In other words, a pairing of Petr Mrazek and Coreau wouldn’t just be a cost-effective duo … it might just be the Red Wings’ ideal scenario in the not-too-distant future.
From the NHL:
Pretty veteran crew, including three returnees from last year’s final.
Per the NHL, O’Halloran and O’Rourke will call tonight’s series opener from Consol.
PITTSBURGH — When Pete DeBoer was hired to coach the San Jose Sharks, he wasn’t totally cognizant of how much heartbreak the fan base had experienced throughout the years.
Now he knows.
“First year in the community, I didn’t realize kind of the baggage that was carried around,” DeBoer said this morning ahead of Game 1 of the Stanley Cup Final. “Twenty-five-year season-ticket holders coming up to you with tears in their eyes and crying.”
The Sharks, of course, have never been this far in the playoffs. Prior to this year, they’d made it three times to the Western Conference Final, losing each time.
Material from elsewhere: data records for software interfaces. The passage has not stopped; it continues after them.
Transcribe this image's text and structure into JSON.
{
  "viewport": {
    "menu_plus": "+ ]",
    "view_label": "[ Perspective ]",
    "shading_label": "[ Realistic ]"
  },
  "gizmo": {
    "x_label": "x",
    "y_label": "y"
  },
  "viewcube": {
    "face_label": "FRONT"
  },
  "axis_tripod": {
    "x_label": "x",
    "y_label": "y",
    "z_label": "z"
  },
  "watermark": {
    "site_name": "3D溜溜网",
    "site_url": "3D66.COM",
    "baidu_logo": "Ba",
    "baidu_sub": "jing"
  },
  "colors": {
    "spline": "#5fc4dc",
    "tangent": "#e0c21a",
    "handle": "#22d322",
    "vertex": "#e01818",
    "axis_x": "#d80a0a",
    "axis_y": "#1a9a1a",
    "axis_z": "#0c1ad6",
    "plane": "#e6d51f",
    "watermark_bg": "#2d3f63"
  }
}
More painful were the first-round exits. Like in 2009 when they won the Presidents’ Trophy and got knocked out by the Ducks, and two years ago when they led the Kings 3-0 before dropping four straight.
It was only after the Sharks beat the Blues that DeBoer fully realized the “gravity of what they’ve been through” as fans in San Jose, and “how important this is to them.”
Not that he’s satisfied with getting this far.
“The business at hand now is to get off on the right foot, plant the right seeds for this series, impose our game,” he said. “Every series is the same — it’s whatever team can impose their game on the other team the quickest and for the longest. That’s our goal here tonight.”
Related: For Pete DeBoer, San Jose was the perfect landing spot
Los Angeles Kings center Anze Kopitar will spend part of his offseason trying to help Slovenia qualify for the Olympics.
RTV Slovenia has the story here.
The qualification games will be played September 1-4 in Minsk. Slovenia is in a group with Belarus, Denmark and Poland. The winner of the group will qualify for the Olympics.
The NHL reportedly has no issue with Kopitar’s participation, even though the league has yet to commit to sending its players to Pyeongchang.
Slovenia made its Olympic debut in ice hockey at the 2014 Games in Sochi.
Kopitar will also represent Team Europe at the 2016 World Cup later in September.
Related: Slovenia beats Slovakia for historic win